» What needs to be done: Strip the pictures, then copy the remaining data exactly as it stands.

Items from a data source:

=== Begin Enclosure ===

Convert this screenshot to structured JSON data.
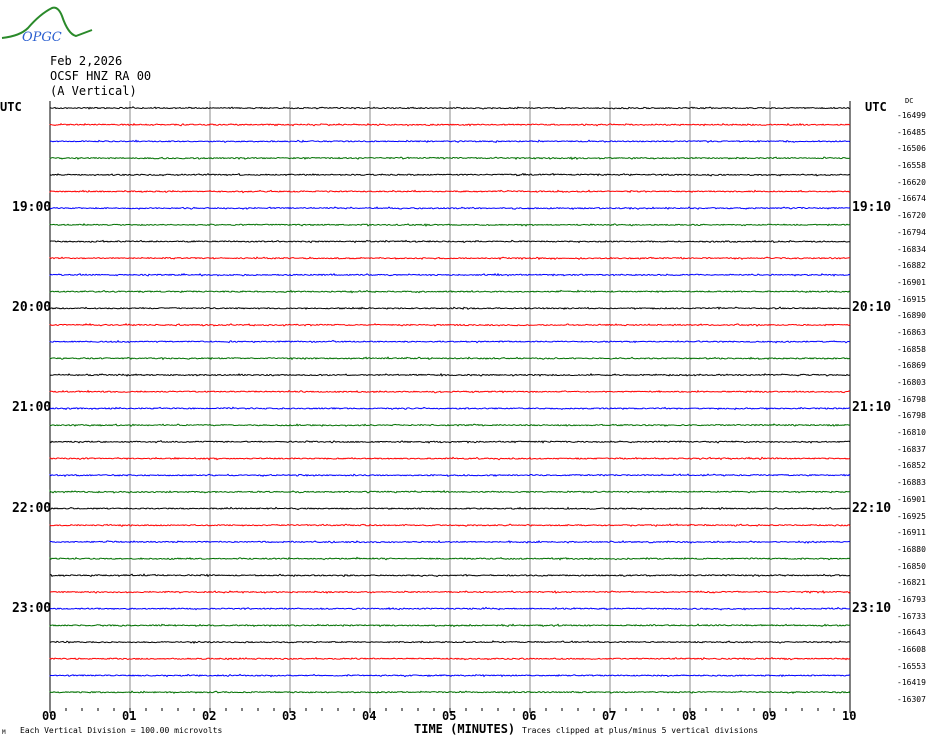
{
  "header": {
    "logo_text": "OPGC",
    "date": "Feb 2,2026",
    "station": "OCSF HNZ RA 00",
    "component": "(A Vertical)",
    "utc_left": "UTC",
    "utc_right": "UTC",
    "dc_label": "DC"
  },
  "footer": {
    "corner_mark": "M",
    "scale_note": "Each Vertical Division =  100.00 microvolts",
    "xlabel": "TIME (MINUTES)",
    "clip_note": "Traces clipped at plus/minus 5 vertical divisions"
  },
  "chart_data": {
    "type": "line",
    "title": "OCSF HNZ RA 00 (A Vertical) Feb 2,2026",
    "xlabel": "TIME (MINUTES)",
    "xlim": [
      0,
      10
    ],
    "x_ticks": [
      "00",
      "01",
      "02",
      "03",
      "04",
      "05",
      "06",
      "07",
      "08",
      "09",
      "10"
    ],
    "trace_colors": [
      "#000000",
      "#ff0000",
      "#0000ff",
      "#007000"
    ],
    "left_time_labels": [
      {
        "trace": 6,
        "label": "19:00"
      },
      {
        "trace": 12,
        "label": "20:00"
      },
      {
        "trace": 18,
        "label": "21:00"
      },
      {
        "trace": 24,
        "label": "22:00"
      },
      {
        "trace": 30,
        "label": "23:00"
      }
    ],
    "right_time_labels": [
      {
        "trace": 6,
        "label": "19:10"
      },
      {
        "trace": 12,
        "label": "20:10"
      },
      {
        "trace": 18,
        "label": "21:10"
      },
      {
        "trace": 24,
        "label": "22:10"
      },
      {
        "trace": 30,
        "label": "23:10"
      }
    ],
    "dc_offsets": [
      -16499,
      -16485,
      -16506,
      -16558,
      -16620,
      -16674,
      -16720,
      -16794,
      -16834,
      -16882,
      -16901,
      -16915,
      -16890,
      -16863,
      -16858,
      -16869,
      -16803,
      -16798,
      -16798,
      -16810,
      -16837,
      -16852,
      -16883,
      -16901,
      -16925,
      -16911,
      -16880,
      -16850,
      -16821,
      -16793,
      -16733,
      -16643,
      -16608,
      -16553,
      -16419,
      -16307
    ]
  }
}
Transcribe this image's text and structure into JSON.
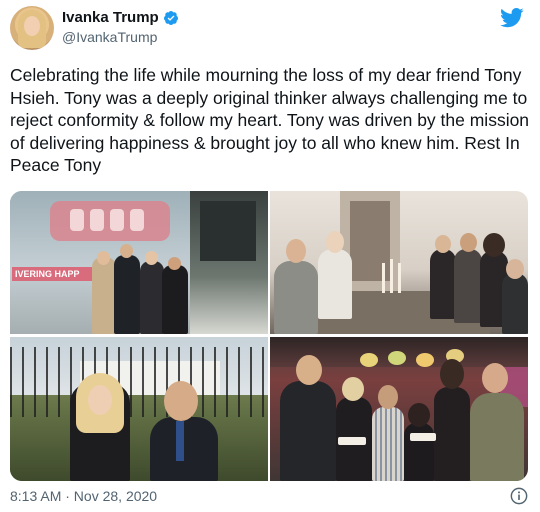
{
  "user": {
    "display_name": "Ivanka Trump",
    "handle": "@IvankaTrump"
  },
  "icons": {
    "verified": "verified-badge-icon",
    "platform": "twitter-bird-icon",
    "info": "info-icon"
  },
  "colors": {
    "twitter_blue": "#1d9bf0",
    "secondary_text": "#536471",
    "primary_text": "#0f1419"
  },
  "tweet": {
    "text": "Celebrating the life while mourning the loss of my dear friend Tony Hsieh. Tony was a deeply original thinker always challenging me to reject conformity & follow my heart. Tony was driven by the mission of delivering happiness & brought joy to all who knew him. Rest In Peace Tony",
    "timestamp": "8:13 AM · Nov 28, 2020"
  },
  "media": {
    "photo1_bus_text": "IVERING HAPP"
  }
}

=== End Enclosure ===

» Answer to this exercise:
Convert this screenshot to structured JSON data.
{
  "header": {
    "logo_text": "OPGC",
    "date": "Feb 2,2026",
    "station": "OCSF HNZ RA 00",
    "component": "(A Vertical)",
    "utc_left": "UTC",
    "utc_right": "UTC",
    "dc_label": "DC"
  },
  "footer": {
    "corner_mark": "M",
    "scale_note": "Each Vertical Division =  100.00 microvolts",
    "xlabel": "TIME (MINUTES)",
    "clip_note": "Traces clipped at plus/minus 5 vertical divisions"
  },
  "chart_data": {
    "type": "line",
    "title": "OCSF HNZ RA 00 (A Vertical) Feb 2,2026",
    "xlabel": "TIME (MINUTES)",
    "xlim": [
      0,
      10
    ],
    "x_ticks": [
      "00",
      "01",
      "02",
      "03",
      "04",
      "05",
      "06",
      "07",
      "08",
      "09",
      "10"
    ],
    "trace_colors": [
      "#000000",
      "#ff0000",
      "#0000ff",
      "#007000"
    ],
    "left_time_labels": [
      {
        "trace": 6,
        "label": "19:00"
      },
      {
        "trace": 12,
        "label": "20:00"
      },
      {
        "trace": 18,
        "label": "21:00"
      },
      {
        "trace": 24,
        "label": "22:00"
      },
      {
        "trace": 30,
        "label": "23:00"
      }
    ],
    "right_time_labels": [
      {
        "trace": 6,
        "label": "19:10"
      },
      {
        "trace": 12,
        "label": "20:10"
      },
      {
        "trace": 18,
        "label": "21:10"
      },
      {
        "trace": 24,
        "label": "22:10"
      },
      {
        "trace": 30,
        "label": "23:10"
      }
    ],
    "dc_offsets": [
      -16499,
      -16485,
      -16506,
      -16558,
      -16620,
      -16674,
      -16720,
      -16794,
      -16834,
      -16882,
      -16901,
      -16915,
      -16890,
      -16863,
      -16858,
      -16869,
      -16803,
      -16798,
      -16798,
      -16810,
      -16837,
      -16852,
      -16883,
      -16901,
      -16925,
      -16911,
      -16880,
      -16850,
      -16821,
      -16793,
      -16733,
      -16643,
      -16608,
      -16553,
      -16419,
      -16307
    ]
  }
}
Transcribe this image's text and structure into JSON.
{
  "user": {
    "display_name": "Ivanka Trump",
    "handle": "@IvankaTrump"
  },
  "icons": {
    "verified": "verified-badge-icon",
    "platform": "twitter-bird-icon",
    "info": "info-icon"
  },
  "colors": {
    "twitter_blue": "#1d9bf0",
    "secondary_text": "#536471",
    "primary_text": "#0f1419"
  },
  "tweet": {
    "text": "Celebrating the life while mourning the loss of my dear friend Tony Hsieh. Tony was a deeply original thinker always challenging me to reject conformity & follow my heart. Tony was driven by the mission of delivering happiness & brought joy to all who knew him. Rest In Peace Tony",
    "timestamp": "8:13 AM · Nov 28, 2020"
  },
  "media": {
    "photo1_bus_text": "IVERING HAPP"
  }
}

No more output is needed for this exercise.